Canada's International Obligations as the Required Human Rights Framework “Canada's Charter of rights should be presumed to provide at least as great a level of protection as is found in the international human rights documents that Canada has ratified.” (Health Services, para 70) “... the guarantee [of freedom of association] must be interpreted generously and purposively, in accordance with Canadian values and Canada's international commitments” (Fraser, para 32) In Health Services and Fraser international law has no influence on the specific content of the right to bargain collectively. Formative role of international law as yet unfulfilled.
Canada's International Obligations as the Required Human Rights Framework Canada's International Obligations: Convention 87 and ILO Constitution protect three inter-dependent rights of association: right to organize, right to bargain; and a qualified right to strike. Convention 87: state not to interfere, and to give effect to requirement that the law of the land not impair exercise of right. ILO Constitution: state to promote and realize principles concerning freedom of association and effective recognition of right to bargain collectively: at a minimum, eliminate practices that would clearly undermine principles.
Canada's International Obligations as the Required Human Rights Framework Jurisprudential advantages: Obligations fit within scope of obligations imposed by the Charter (section 32 and Dunmore). Based on human rights purposes and objectives common to those of protection of right to bargain collectively under the Canadian Charter. Sufficient to those objectives. A coherent system of general rights, built by tri-partite expert bodies, and consistent with a wide range of labour relations models and policies.
Canada's International Obligations as the Required Human Rights Framework Pragmatic disadvantages: Some significant conflicts between ILO law and Canadian law and practice to be dealt with by the judiciary: exclusions public sector labour relations limits on timing of strikes. Unfamiliarity of ILO law to Canadian judges and adjudicators.
Canada's International Obligations as the Required Human Rights Framework Conflicts can be managed with existing constitutional structures and doctrines: Substantial interference test can screen out infringements that do not go to purposes of rights.

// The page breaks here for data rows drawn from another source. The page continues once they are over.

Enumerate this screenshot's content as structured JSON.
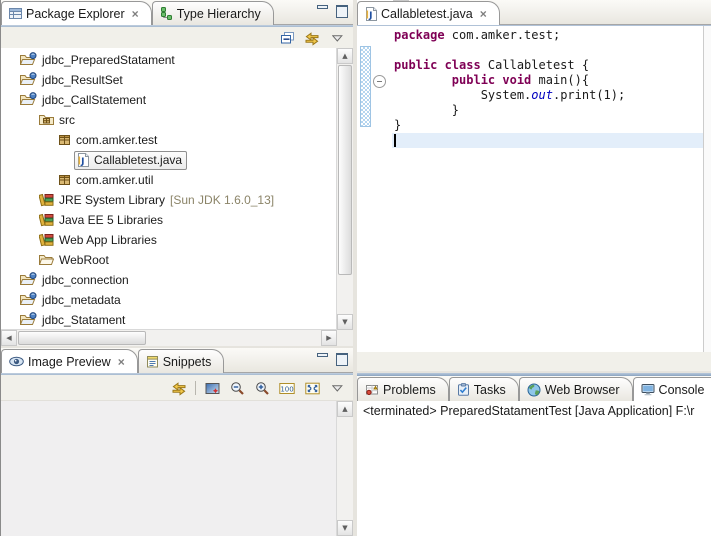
{
  "colors": {
    "keyword": "#7f0055",
    "static_field": "#0000c0",
    "accent_band": "#8ba4c0",
    "selection_line": "#e3eefa"
  },
  "package_explorer": {
    "tabs": [
      {
        "label": "Package Explorer",
        "icon": "package-explorer",
        "active": true,
        "closable": true
      },
      {
        "label": "Type Hierarchy",
        "icon": "type-hierarchy",
        "active": false,
        "closable": false
      }
    ],
    "toolbar": [
      {
        "icon": "collapse-all"
      },
      {
        "icon": "link-with-editor"
      },
      {
        "icon": "view-menu"
      }
    ],
    "tree": [
      {
        "label": "jdbc_PreparedStatament",
        "icon": "java-project",
        "level": 0
      },
      {
        "label": "jdbc_ResultSet",
        "icon": "java-project",
        "level": 0
      },
      {
        "label": "jdbc_CallStatement",
        "icon": "java-project",
        "level": 0
      },
      {
        "label": "src",
        "icon": "source-folder",
        "level": 1
      },
      {
        "label": "com.amker.test",
        "icon": "package",
        "level": 2
      },
      {
        "label": "Callabletest.java",
        "icon": "java-file",
        "level": 3,
        "selected": true
      },
      {
        "label": "com.amker.util",
        "icon": "package",
        "level": 2
      },
      {
        "label": "JRE System Library",
        "suffix": " [Sun JDK 1.6.0_13]",
        "icon": "library",
        "level": 1
      },
      {
        "label": "Java EE 5 Libraries",
        "icon": "library",
        "level": 1
      },
      {
        "label": "Web App Libraries",
        "icon": "library",
        "level": 1
      },
      {
        "label": "WebRoot",
        "icon": "folder",
        "level": 1
      },
      {
        "label": "jdbc_connection",
        "icon": "java-project",
        "level": 0
      },
      {
        "label": "jdbc_metadata",
        "icon": "java-project",
        "level": 0
      },
      {
        "label": "jdbc_Statament",
        "icon": "java-project",
        "level": 0
      }
    ]
  },
  "image_preview": {
    "tabs": [
      {
        "label": "Image Preview",
        "icon": "image-preview",
        "active": true,
        "closable": true
      },
      {
        "label": "Snippets",
        "icon": "snippets",
        "active": false,
        "closable": false
      }
    ],
    "toolbar": [
      {
        "icon": "link-with-editor"
      },
      {
        "icon": "separator"
      },
      {
        "icon": "image"
      },
      {
        "icon": "zoom-out"
      },
      {
        "icon": "zoom-in"
      },
      {
        "icon": "zoom-100"
      },
      {
        "icon": "zoom-fit"
      },
      {
        "icon": "view-menu"
      }
    ]
  },
  "editor": {
    "tabs": [
      {
        "label": "Callabletest.java",
        "icon": "java-file",
        "active": true,
        "closable": true
      }
    ],
    "code": [
      {
        "tokens": [
          {
            "t": "package",
            "s": "kw"
          },
          {
            "t": " com.amker.test;",
            "s": "pl"
          }
        ]
      },
      {
        "tokens": []
      },
      {
        "tokens": [
          {
            "t": "public class",
            "s": "kw"
          },
          {
            "t": " Callabletest {",
            "s": "pl"
          }
        ]
      },
      {
        "tokens": [
          {
            "t": "        ",
            "s": "pl"
          },
          {
            "t": "public void",
            "s": "kw"
          },
          {
            "t": " main(){",
            "s": "pl"
          }
        ],
        "fold": true
      },
      {
        "tokens": [
          {
            "t": "            System.",
            "s": "pl"
          },
          {
            "t": "out",
            "s": "fld"
          },
          {
            "t": ".print(1);",
            "s": "pl"
          }
        ]
      },
      {
        "tokens": [
          {
            "t": "        }",
            "s": "pl"
          }
        ]
      },
      {
        "tokens": [
          {
            "t": "}",
            "s": "pl"
          }
        ]
      },
      {
        "tokens": [],
        "caret": true
      }
    ]
  },
  "console": {
    "tabs": [
      {
        "label": "Problems",
        "icon": "problems",
        "active": false,
        "closable": false
      },
      {
        "label": "Tasks",
        "icon": "tasks",
        "active": false,
        "closable": false
      },
      {
        "label": "Web Browser",
        "icon": "web-browser",
        "active": false,
        "closable": false
      },
      {
        "label": "Console",
        "icon": "console",
        "active": true,
        "closable": true
      }
    ],
    "status": "<terminated> PreparedStatamentTest [Java Application] F:\\r"
  }
}
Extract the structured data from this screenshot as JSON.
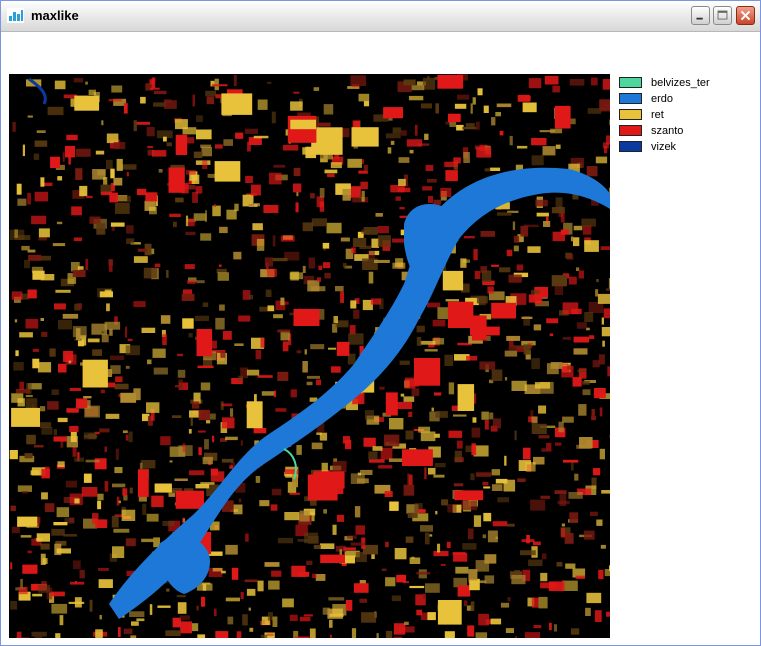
{
  "window": {
    "title": "maxlike",
    "icon": "chart-app-icon"
  },
  "legend": {
    "items": [
      {
        "label": "belvizes_ter",
        "color": "#4fd69c"
      },
      {
        "label": "erdo",
        "color": "#1e78d8"
      },
      {
        "label": "ret",
        "color": "#e8c23a"
      },
      {
        "label": "szanto",
        "color": "#e01818"
      },
      {
        "label": "vizek",
        "color": "#0a3aa0"
      }
    ]
  },
  "colors": {
    "background": "#000000"
  }
}
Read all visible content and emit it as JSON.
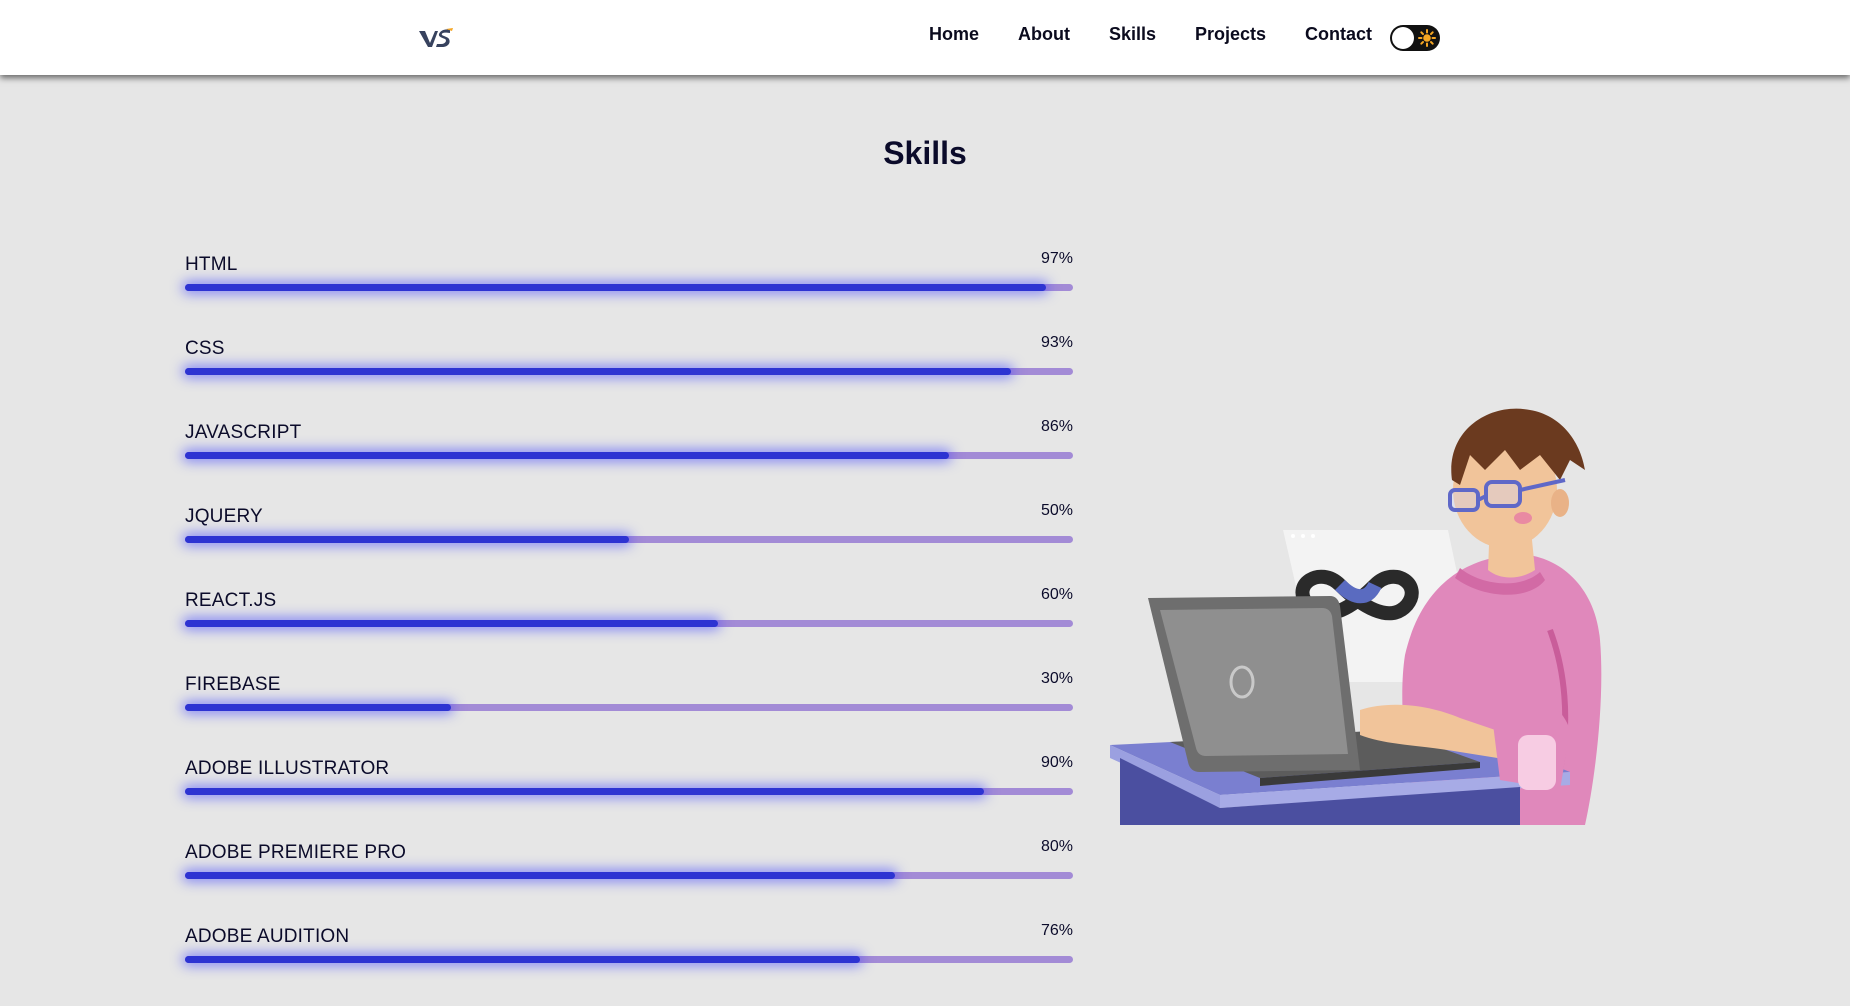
{
  "navbar": {
    "logo_text": "VS",
    "links": [
      {
        "label": "Home"
      },
      {
        "label": "About"
      },
      {
        "label": "Skills"
      },
      {
        "label": "Projects"
      },
      {
        "label": "Contact"
      }
    ],
    "theme_toggle_icon": "sun-icon"
  },
  "page": {
    "title": "Skills"
  },
  "colors": {
    "background": "#e6e6e6",
    "bar_fill": "#2d33d2",
    "bar_track": "#a38bd6",
    "toggle_sun": "#f5a623"
  },
  "skills": [
    {
      "name": "HTML",
      "percent": "97%",
      "value": 97
    },
    {
      "name": "CSS",
      "percent": "93%",
      "value": 93
    },
    {
      "name": "JAVASCRIPT",
      "percent": "86%",
      "value": 86
    },
    {
      "name": "JQUERY",
      "percent": "50%",
      "value": 50
    },
    {
      "name": "REACT.JS",
      "percent": "60%",
      "value": 60
    },
    {
      "name": "FIREBASE",
      "percent": "30%",
      "value": 30
    },
    {
      "name": "ADOBE ILLUSTRATOR",
      "percent": "90%",
      "value": 90
    },
    {
      "name": "ADOBE PREMIERE PRO",
      "percent": "80%",
      "value": 80
    },
    {
      "name": "ADOBE AUDITION",
      "percent": "76%",
      "value": 76
    }
  ]
}
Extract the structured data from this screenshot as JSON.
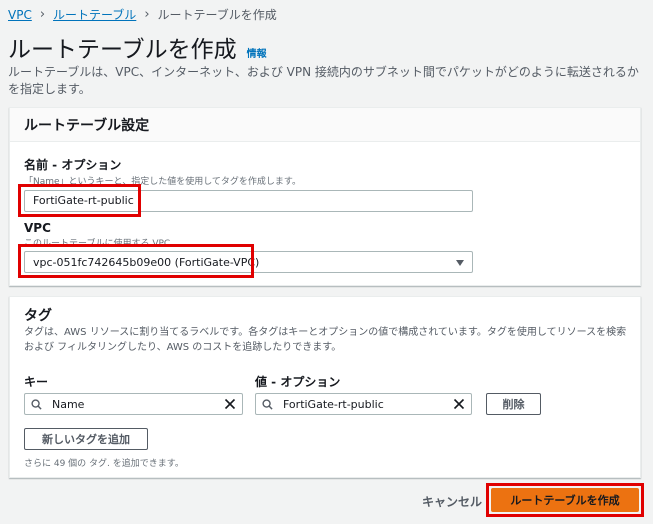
{
  "breadcrumb": {
    "items": [
      "VPC",
      "ルートテーブル"
    ],
    "current": "ルートテーブルを作成"
  },
  "page": {
    "title": "ルートテーブルを作成",
    "info": "情報",
    "description": "ルートテーブルは、VPC、インターネット、および VPN 接続内のサブネット間でパケットがどのように転送されるかを指定します。"
  },
  "settings": {
    "header": "ルートテーブル設定",
    "name_label": "名前 - オプション",
    "name_hint": "「Name」というキーと、指定した値を使用してタグを作成します。",
    "name_value": "FortiGate-rt-public",
    "vpc_label": "VPC",
    "vpc_hint": "このルートテーブルに使用する VPC。",
    "vpc_value": "vpc-051fc742645b09e00 (FortiGate-VPC)"
  },
  "tags": {
    "title": "タグ",
    "description": "タグは、AWS リソースに割り当てるラベルです。各タグはキーとオプションの値で構成されています。タグを使用してリソースを検索および フィルタリングしたり、AWS のコストを追跡したりできます。",
    "key_label": "キー",
    "value_label": "値 - オプション",
    "key_value": "Name",
    "value_value": "FortiGate-rt-public",
    "remove_label": "削除",
    "add_label": "新しいタグを追加",
    "remaining": "さらに 49 個の タグ. を追加できます。"
  },
  "footer": {
    "cancel": "キャンセル",
    "create": "ルートテーブルを作成"
  },
  "colors": {
    "link": "#0073bb",
    "primary": "#ec7211",
    "highlight": "#e00000"
  }
}
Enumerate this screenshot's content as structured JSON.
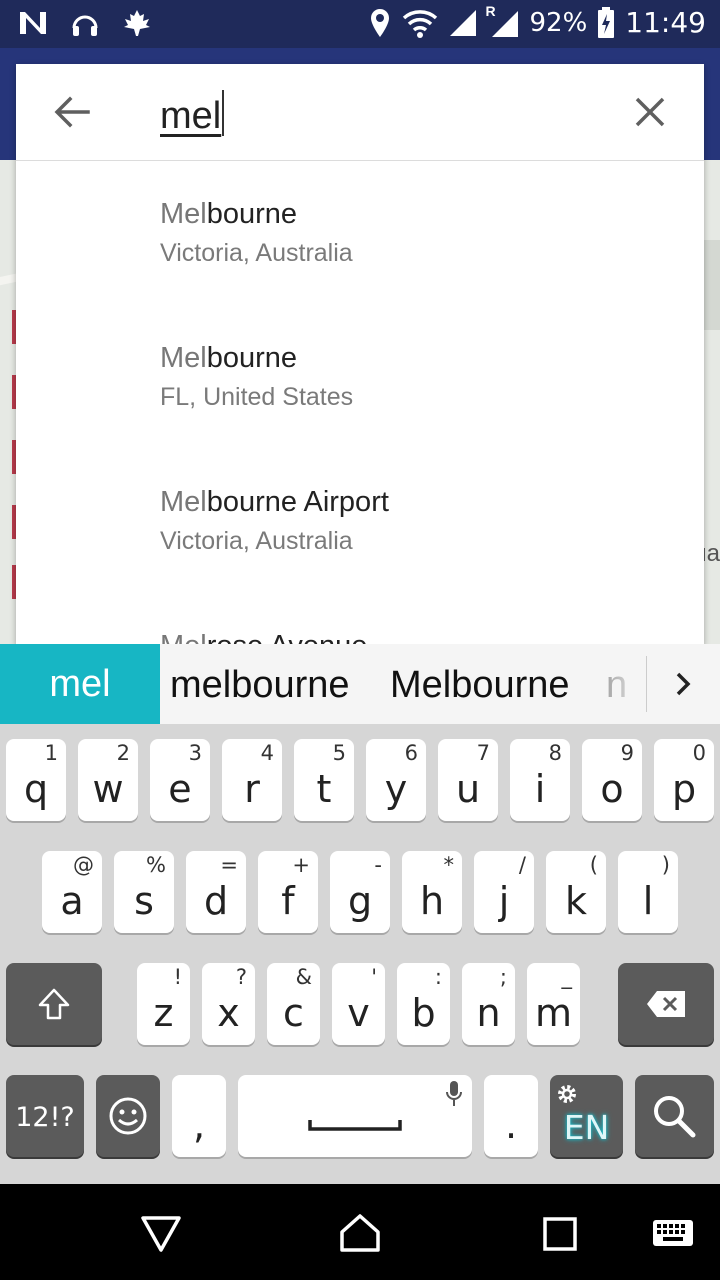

Charter section 1 reasonable limits (pressing and substantial purpose; rational connection; minimal impairment; proportionality of benefits and deleterious effects): Purposes likely to be recognized, though some exclusions questionable. Jurisprudence provides deference to policy judgment with respect to need for impairment of rights.
Canada's International Obligations as the Required Human Rights Framework Net effect may simply be: Eliminating complete exclusions that serve no compelling purpose. Requiring greater efforts by governments to negotiate wage freezes or mid- term changes to collective agreements in order to meet minimal impairment requirements. Healthy debate about relative value of freedom of association and expression of workers versus public interest in industrial peace... with likely outcome that contours of current Wagner model restrictions left substantially unchanged.
Concluding observations Unfamiliarity of international law can and should be overcome. Will it be? Why hasn't it been? Answers may lie in: attempt to turn first to Canadian legal principles for the core of the right to bargain collectively, combined with attempt to deal with right to bargain collectively separately from right to strike; and possibly the unpreparedness of Supreme Court to acknowledge the role of a qualified right to strike in making collective bargaining a meaningful process.